### Problem to work on
Could the listing below be reproduced exactly, minus its pictures?

================

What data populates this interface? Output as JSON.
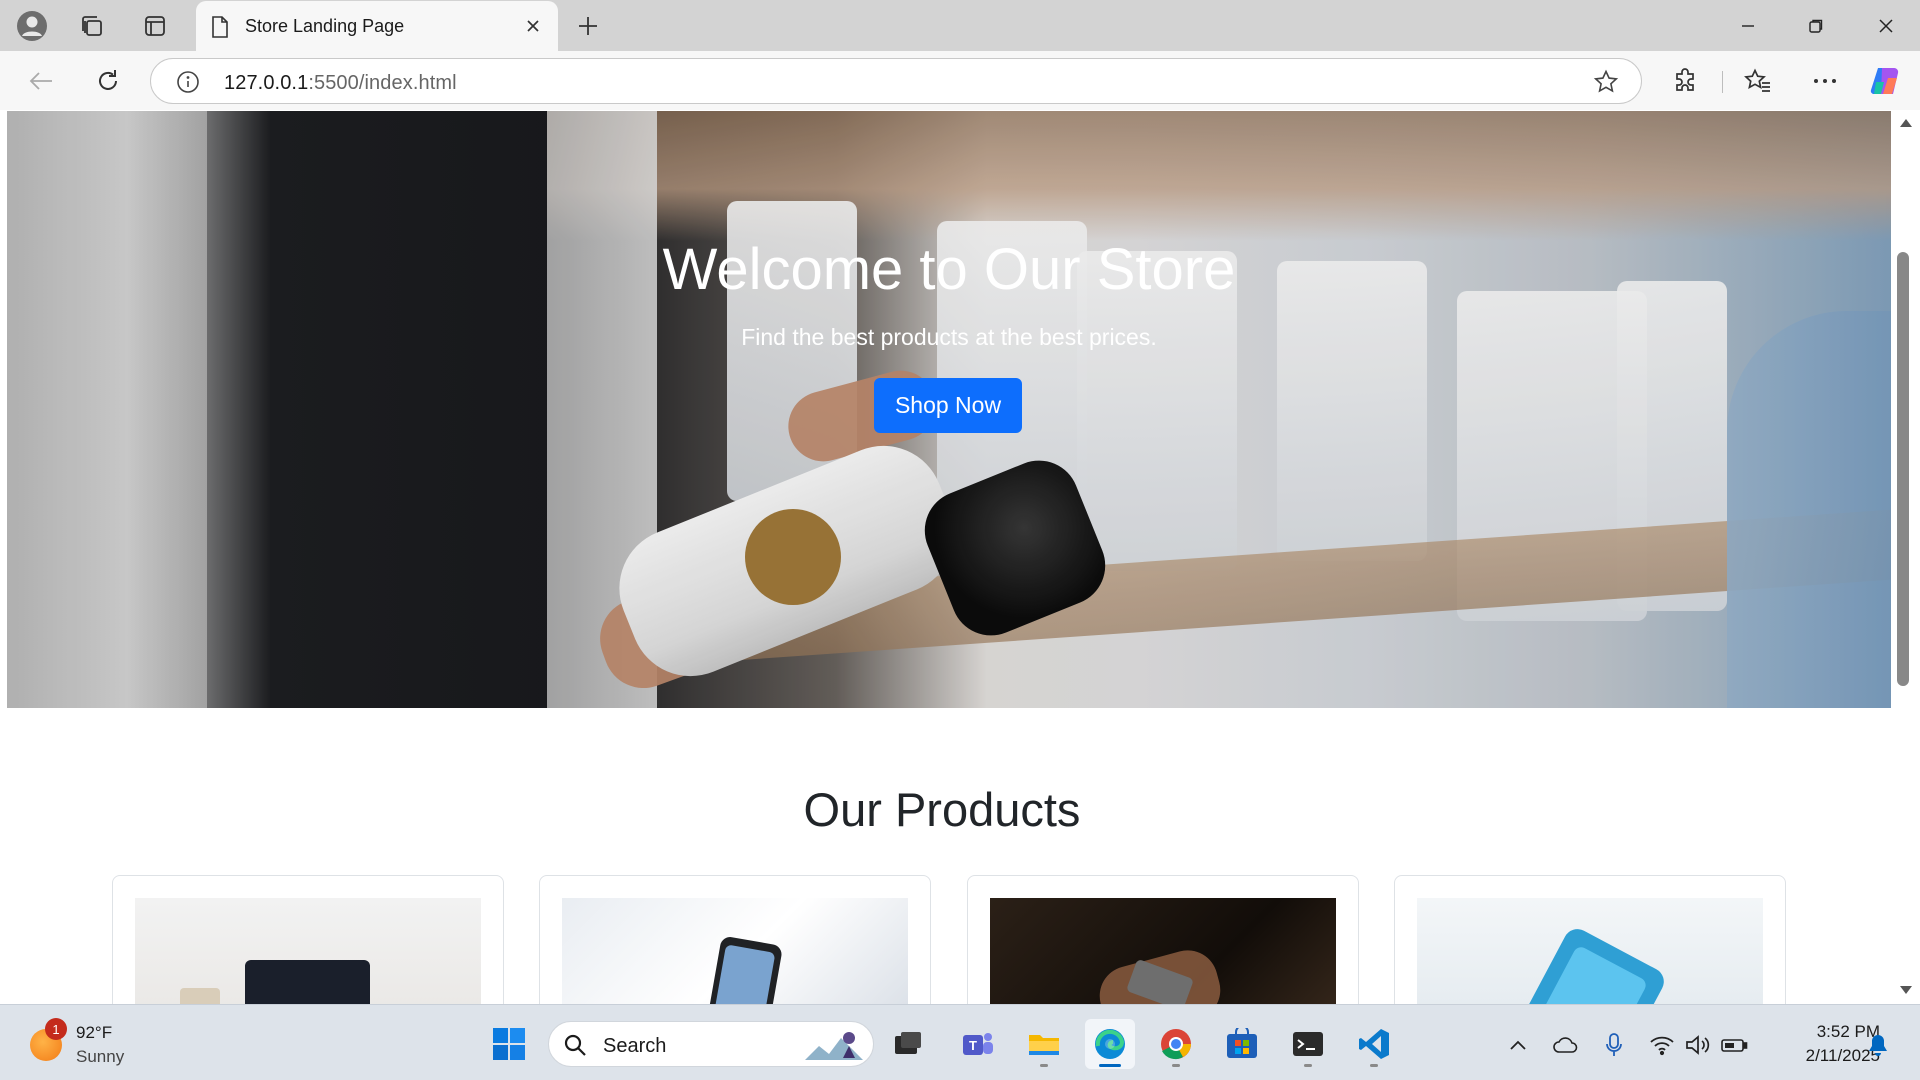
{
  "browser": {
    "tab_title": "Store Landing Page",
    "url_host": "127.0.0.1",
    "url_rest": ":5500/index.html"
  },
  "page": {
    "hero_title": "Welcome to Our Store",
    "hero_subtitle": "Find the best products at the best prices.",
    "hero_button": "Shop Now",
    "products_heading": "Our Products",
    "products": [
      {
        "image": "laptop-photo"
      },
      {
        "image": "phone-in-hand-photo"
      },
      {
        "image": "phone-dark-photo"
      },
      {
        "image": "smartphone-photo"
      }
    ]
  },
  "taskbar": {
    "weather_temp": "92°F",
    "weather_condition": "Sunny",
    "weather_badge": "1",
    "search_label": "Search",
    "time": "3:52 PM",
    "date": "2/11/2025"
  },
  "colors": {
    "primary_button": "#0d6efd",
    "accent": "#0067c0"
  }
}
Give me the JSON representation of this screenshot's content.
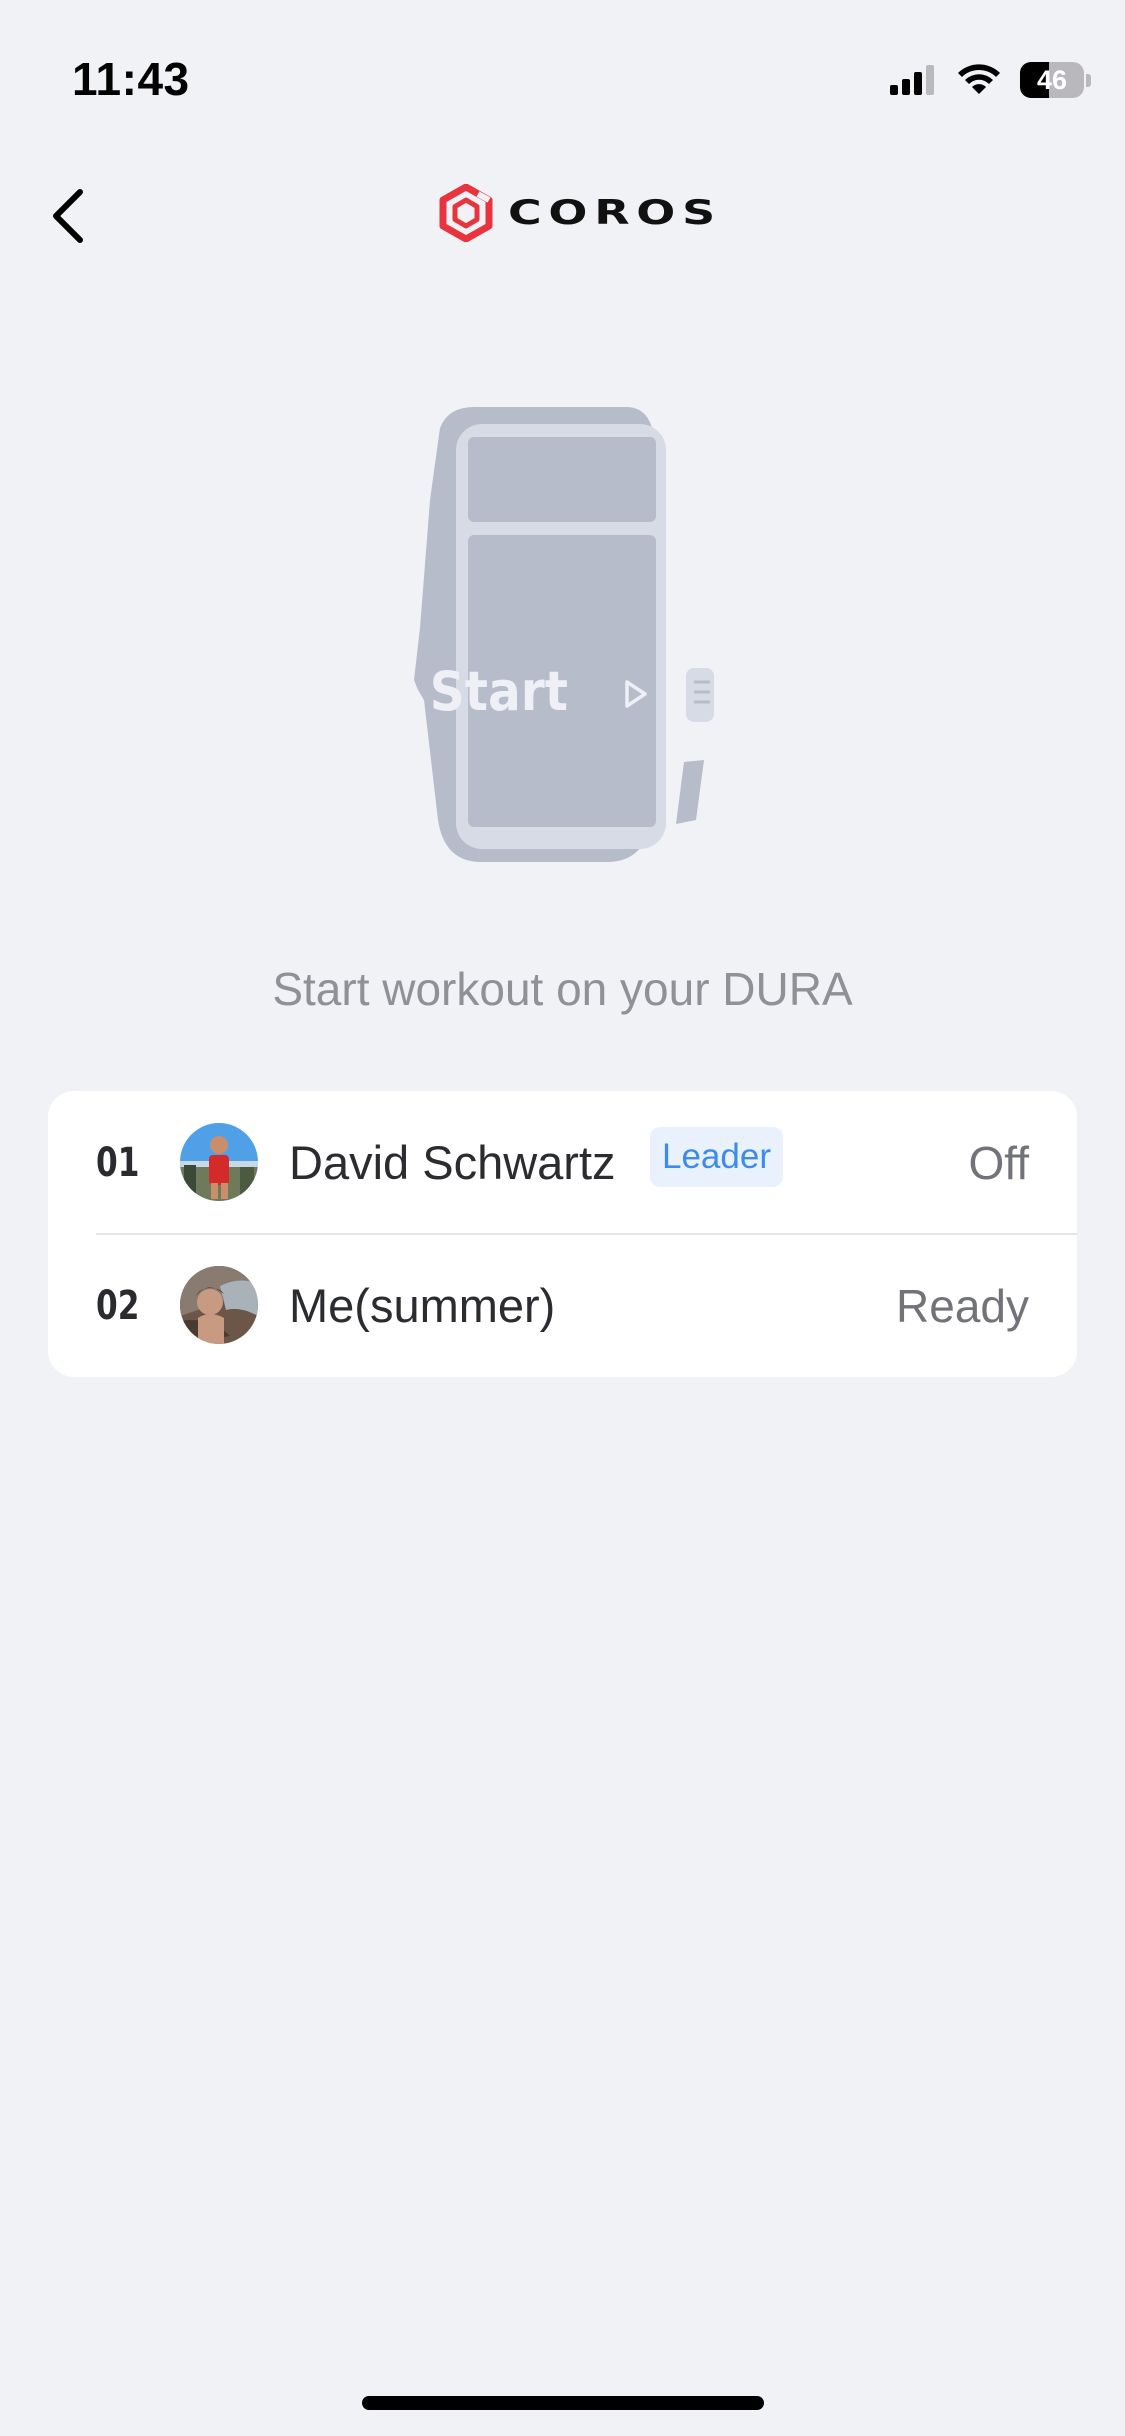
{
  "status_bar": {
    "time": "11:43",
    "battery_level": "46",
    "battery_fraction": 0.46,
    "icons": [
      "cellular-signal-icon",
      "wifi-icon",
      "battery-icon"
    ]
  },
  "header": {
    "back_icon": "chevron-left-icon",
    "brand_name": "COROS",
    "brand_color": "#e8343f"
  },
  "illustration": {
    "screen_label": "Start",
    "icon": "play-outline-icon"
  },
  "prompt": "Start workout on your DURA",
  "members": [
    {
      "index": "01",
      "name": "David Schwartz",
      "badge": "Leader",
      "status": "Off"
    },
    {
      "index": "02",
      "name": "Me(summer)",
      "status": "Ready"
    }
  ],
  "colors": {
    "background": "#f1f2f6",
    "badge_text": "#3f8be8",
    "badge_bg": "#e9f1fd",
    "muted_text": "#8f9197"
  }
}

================

### Task answer
What data populates this interface? Output as JSON.
{
  "browser": {
    "tab_title": "Store Landing Page",
    "url_host": "127.0.0.1",
    "url_rest": ":5500/index.html"
  },
  "page": {
    "hero_title": "Welcome to Our Store",
    "hero_subtitle": "Find the best products at the best prices.",
    "hero_button": "Shop Now",
    "products_heading": "Our Products",
    "products": [
      {
        "image": "laptop-photo"
      },
      {
        "image": "phone-in-hand-photo"
      },
      {
        "image": "phone-dark-photo"
      },
      {
        "image": "smartphone-photo"
      }
    ]
  },
  "taskbar": {
    "weather_temp": "92°F",
    "weather_condition": "Sunny",
    "weather_badge": "1",
    "search_label": "Search",
    "time": "3:52 PM",
    "date": "2/11/2025"
  },
  "colors": {
    "primary_button": "#0d6efd",
    "accent": "#0067c0"
  }
}
Give me the JSON representation of this screenshot's content.
{
  "status_bar": {
    "time": "11:43",
    "battery_level": "46",
    "battery_fraction": 0.46,
    "icons": [
      "cellular-signal-icon",
      "wifi-icon",
      "battery-icon"
    ]
  },
  "header": {
    "back_icon": "chevron-left-icon",
    "brand_name": "COROS",
    "brand_color": "#e8343f"
  },
  "illustration": {
    "screen_label": "Start",
    "icon": "play-outline-icon"
  },
  "prompt": "Start workout on your DURA",
  "members": [
    {
      "index": "01",
      "name": "David Schwartz",
      "badge": "Leader",
      "status": "Off"
    },
    {
      "index": "02",
      "name": "Me(summer)",
      "status": "Ready"
    }
  ],
  "colors": {
    "background": "#f1f2f6",
    "badge_text": "#3f8be8",
    "badge_bg": "#e9f1fd",
    "muted_text": "#8f9197"
  }
}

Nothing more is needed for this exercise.